The task: Present the following entries again, word for word and in full.

Data for this task:
/---

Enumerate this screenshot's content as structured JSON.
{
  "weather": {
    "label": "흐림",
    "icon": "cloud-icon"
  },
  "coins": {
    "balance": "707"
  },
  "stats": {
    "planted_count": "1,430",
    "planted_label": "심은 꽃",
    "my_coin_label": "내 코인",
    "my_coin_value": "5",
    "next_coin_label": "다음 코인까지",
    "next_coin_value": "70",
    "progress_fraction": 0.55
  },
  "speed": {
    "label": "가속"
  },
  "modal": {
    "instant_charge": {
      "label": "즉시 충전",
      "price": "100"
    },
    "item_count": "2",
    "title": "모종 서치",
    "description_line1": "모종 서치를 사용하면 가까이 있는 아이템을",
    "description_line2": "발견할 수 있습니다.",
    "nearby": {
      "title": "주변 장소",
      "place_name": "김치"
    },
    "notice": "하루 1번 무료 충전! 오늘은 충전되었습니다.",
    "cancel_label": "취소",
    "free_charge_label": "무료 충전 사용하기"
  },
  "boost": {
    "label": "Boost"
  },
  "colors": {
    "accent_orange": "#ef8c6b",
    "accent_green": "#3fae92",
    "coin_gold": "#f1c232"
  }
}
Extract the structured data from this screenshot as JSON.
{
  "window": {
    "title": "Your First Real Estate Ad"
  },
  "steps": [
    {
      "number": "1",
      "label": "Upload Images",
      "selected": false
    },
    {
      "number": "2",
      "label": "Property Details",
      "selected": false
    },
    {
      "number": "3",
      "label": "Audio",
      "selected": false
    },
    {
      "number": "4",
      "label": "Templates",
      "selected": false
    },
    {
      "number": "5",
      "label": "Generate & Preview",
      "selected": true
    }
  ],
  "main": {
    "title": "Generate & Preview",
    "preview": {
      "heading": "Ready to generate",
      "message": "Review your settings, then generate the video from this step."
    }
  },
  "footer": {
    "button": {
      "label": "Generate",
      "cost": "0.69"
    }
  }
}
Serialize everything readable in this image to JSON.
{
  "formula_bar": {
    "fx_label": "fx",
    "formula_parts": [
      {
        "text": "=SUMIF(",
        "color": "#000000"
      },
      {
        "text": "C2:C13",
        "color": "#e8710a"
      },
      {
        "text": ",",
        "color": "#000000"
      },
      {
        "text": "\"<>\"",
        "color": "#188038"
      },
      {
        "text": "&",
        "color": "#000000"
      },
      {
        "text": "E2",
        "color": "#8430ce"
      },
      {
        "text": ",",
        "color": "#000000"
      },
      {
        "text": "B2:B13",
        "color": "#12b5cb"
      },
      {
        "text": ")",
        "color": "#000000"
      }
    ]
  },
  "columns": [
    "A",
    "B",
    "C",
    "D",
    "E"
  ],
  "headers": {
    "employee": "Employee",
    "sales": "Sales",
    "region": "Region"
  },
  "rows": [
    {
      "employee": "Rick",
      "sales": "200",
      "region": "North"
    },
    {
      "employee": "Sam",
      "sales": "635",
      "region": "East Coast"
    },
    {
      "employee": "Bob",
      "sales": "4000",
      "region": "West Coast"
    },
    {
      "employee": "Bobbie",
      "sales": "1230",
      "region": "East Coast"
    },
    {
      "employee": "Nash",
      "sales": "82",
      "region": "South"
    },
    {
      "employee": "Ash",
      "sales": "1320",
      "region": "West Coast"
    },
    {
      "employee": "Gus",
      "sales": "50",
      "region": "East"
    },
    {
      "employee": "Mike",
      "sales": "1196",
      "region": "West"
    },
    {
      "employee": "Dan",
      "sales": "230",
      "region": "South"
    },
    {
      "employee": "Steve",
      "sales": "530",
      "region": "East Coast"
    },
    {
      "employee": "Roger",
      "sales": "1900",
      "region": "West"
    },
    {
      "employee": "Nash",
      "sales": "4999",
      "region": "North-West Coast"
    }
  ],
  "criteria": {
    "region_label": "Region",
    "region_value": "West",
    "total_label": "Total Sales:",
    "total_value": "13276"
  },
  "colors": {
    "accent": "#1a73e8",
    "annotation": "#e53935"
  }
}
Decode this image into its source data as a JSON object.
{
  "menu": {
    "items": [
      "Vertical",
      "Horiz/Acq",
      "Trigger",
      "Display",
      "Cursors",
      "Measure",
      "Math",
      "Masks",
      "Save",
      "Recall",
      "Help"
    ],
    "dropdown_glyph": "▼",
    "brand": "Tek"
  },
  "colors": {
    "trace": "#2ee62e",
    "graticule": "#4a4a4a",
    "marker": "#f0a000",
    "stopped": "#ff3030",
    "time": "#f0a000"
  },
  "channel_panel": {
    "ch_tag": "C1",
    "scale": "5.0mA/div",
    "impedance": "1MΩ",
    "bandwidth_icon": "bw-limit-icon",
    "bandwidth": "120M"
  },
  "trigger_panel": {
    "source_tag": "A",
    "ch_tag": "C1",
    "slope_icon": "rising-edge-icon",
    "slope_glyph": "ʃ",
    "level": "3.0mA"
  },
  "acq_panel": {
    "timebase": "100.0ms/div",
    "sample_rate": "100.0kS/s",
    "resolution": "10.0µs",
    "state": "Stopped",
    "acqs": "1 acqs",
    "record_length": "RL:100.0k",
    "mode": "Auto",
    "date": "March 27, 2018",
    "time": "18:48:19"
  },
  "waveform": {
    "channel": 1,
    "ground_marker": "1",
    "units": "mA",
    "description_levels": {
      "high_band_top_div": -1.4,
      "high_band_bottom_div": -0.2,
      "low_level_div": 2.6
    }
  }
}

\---

Exercise solution:
Enumerate this screenshot's content as structured JSON.
{
  "weather": {
    "label": "흐림",
    "icon": "cloud-icon"
  },
  "coins": {
    "balance": "707"
  },
  "stats": {
    "planted_count": "1,430",
    "planted_label": "심은 꽃",
    "my_coin_label": "내 코인",
    "my_coin_value": "5",
    "next_coin_label": "다음 코인까지",
    "next_coin_value": "70",
    "progress_fraction": 0.55
  },
  "speed": {
    "label": "가속"
  },
  "modal": {
    "instant_charge": {
      "label": "즉시 충전",
      "price": "100"
    },
    "item_count": "2",
    "title": "모종 서치",
    "description_line1": "모종 서치를 사용하면 가까이 있는 아이템을",
    "description_line2": "발견할 수 있습니다.",
    "nearby": {
      "title": "주변 장소",
      "place_name": "김치"
    },
    "notice": "하루 1번 무료 충전! 오늘은 충전되었습니다.",
    "cancel_label": "취소",
    "free_charge_label": "무료 충전 사용하기"
  },
  "boost": {
    "label": "Boost"
  },
  "colors": {
    "accent_orange": "#ef8c6b",
    "accent_green": "#3fae92",
    "coin_gold": "#f1c232"
  }
}
Extract the structured data from this screenshot as JSON.
{
  "window": {
    "title": "Your First Real Estate Ad"
  },
  "steps": [
    {
      "number": "1",
      "label": "Upload Images",
      "selected": false
    },
    {
      "number": "2",
      "label": "Property Details",
      "selected": false
    },
    {
      "number": "3",
      "label": "Audio",
      "selected": false
    },
    {
      "number": "4",
      "label": "Templates",
      "selected": false
    },
    {
      "number": "5",
      "label": "Generate & Preview",
      "selected": true
    }
  ],
  "main": {
    "title": "Generate & Preview",
    "preview": {
      "heading": "Ready to generate",
      "message": "Review your settings, then generate the video from this step."
    }
  },
  "footer": {
    "button": {
      "label": "Generate",
      "cost": "0.69"
    }
  }
}
Serialize everything readable in this image to JSON.
{
  "formula_bar": {
    "fx_label": "fx",
    "formula_parts": [
      {
        "text": "=SUMIF(",
        "color": "#000000"
      },
      {
        "text": "C2:C13",
        "color": "#e8710a"
      },
      {
        "text": ",",
        "color": "#000000"
      },
      {
        "text": "\"<>\"",
        "color": "#188038"
      },
      {
        "text": "&",
        "color": "#000000"
      },
      {
        "text": "E2",
        "color": "#8430ce"
      },
      {
        "text": ",",
        "color": "#000000"
      },
      {
        "text": "B2:B13",
        "color": "#12b5cb"
      },
      {
        "text": ")",
        "color": "#000000"
      }
    ]
  },
  "columns": [
    "A",
    "B",
    "C",
    "D",
    "E"
  ],
  "headers": {
    "employee": "Employee",
    "sales": "Sales",
    "region": "Region"
  },
  "rows": [
    {
      "employee": "Rick",
      "sales": "200",
      "region": "North"
    },
    {
      "employee": "Sam",
      "sales": "635",
      "region": "East Coast"
    },
    {
      "employee": "Bob",
      "sales": "4000",
      "region": "West Coast"
    },
    {
      "employee": "Bobbie",
      "sales": "1230",
      "region": "East Coast"
    },
    {
      "employee": "Nash",
      "sales": "82",
      "region": "South"
    },
    {
      "employee": "Ash",
      "sales": "1320",
      "region": "West Coast"
    },
    {
      "employee": "Gus",
      "sales": "50",
      "region": "East"
    },
    {
      "employee": "Mike",
      "sales": "1196",
      "region": "West"
    },
    {
      "employee": "Dan",
      "sales": "230",
      "region": "South"
    },
    {
      "employee": "Steve",
      "sales": "530",
      "region": "East Coast"
    },
    {
      "employee": "Roger",
      "sales": "1900",
      "region": "West"
    },
    {
      "employee": "Nash",
      "sales": "4999",
      "region": "North-West Coast"
    }
  ],
  "criteria": {
    "region_label": "Region",
    "region_value": "West",
    "total_label": "Total Sales:",
    "total_value": "13276"
  },
  "colors": {
    "accent": "#1a73e8",
    "annotation": "#e53935"
  }
}
Decode this image into its source data as a JSON object.
{
  "menu": {
    "items": [
      "Vertical",
      "Horiz/Acq",
      "Trigger",
      "Display",
      "Cursors",
      "Measure",
      "Math",
      "Masks",
      "Save",
      "Recall",
      "Help"
    ],
    "dropdown_glyph": "▼",
    "brand": "Tek"
  },
  "colors": {
    "trace": "#2ee62e",
    "graticule": "#4a4a4a",
    "marker": "#f0a000",
    "stopped": "#ff3030",
    "time": "#f0a000"
  },
  "channel_panel": {
    "ch_tag": "C1",
    "scale": "5.0mA/div",
    "impedance": "1MΩ",
    "bandwidth_icon": "bw-limit-icon",
    "bandwidth": "120M"
  },
  "trigger_panel": {
    "source_tag": "A",
    "ch_tag": "C1",
    "slope_icon": "rising-edge-icon",
    "slope_glyph": "ʃ",
    "level": "3.0mA"
  },
  "acq_panel": {
    "timebase": "100.0ms/div",
    "sample_rate": "100.0kS/s",
    "resolution": "10.0µs",
    "state": "Stopped",
    "acqs": "1 acqs",
    "record_length": "RL:100.0k",
    "mode": "Auto",
    "date": "March 27, 2018",
    "time": "18:48:19"
  },
  "waveform": {
    "channel": 1,
    "ground_marker": "1",
    "units": "mA",
    "description_levels": {
      "high_band_top_div": -1.4,
      "high_band_bottom_div": -0.2,
      "low_level_div": 2.6
    }
  }
}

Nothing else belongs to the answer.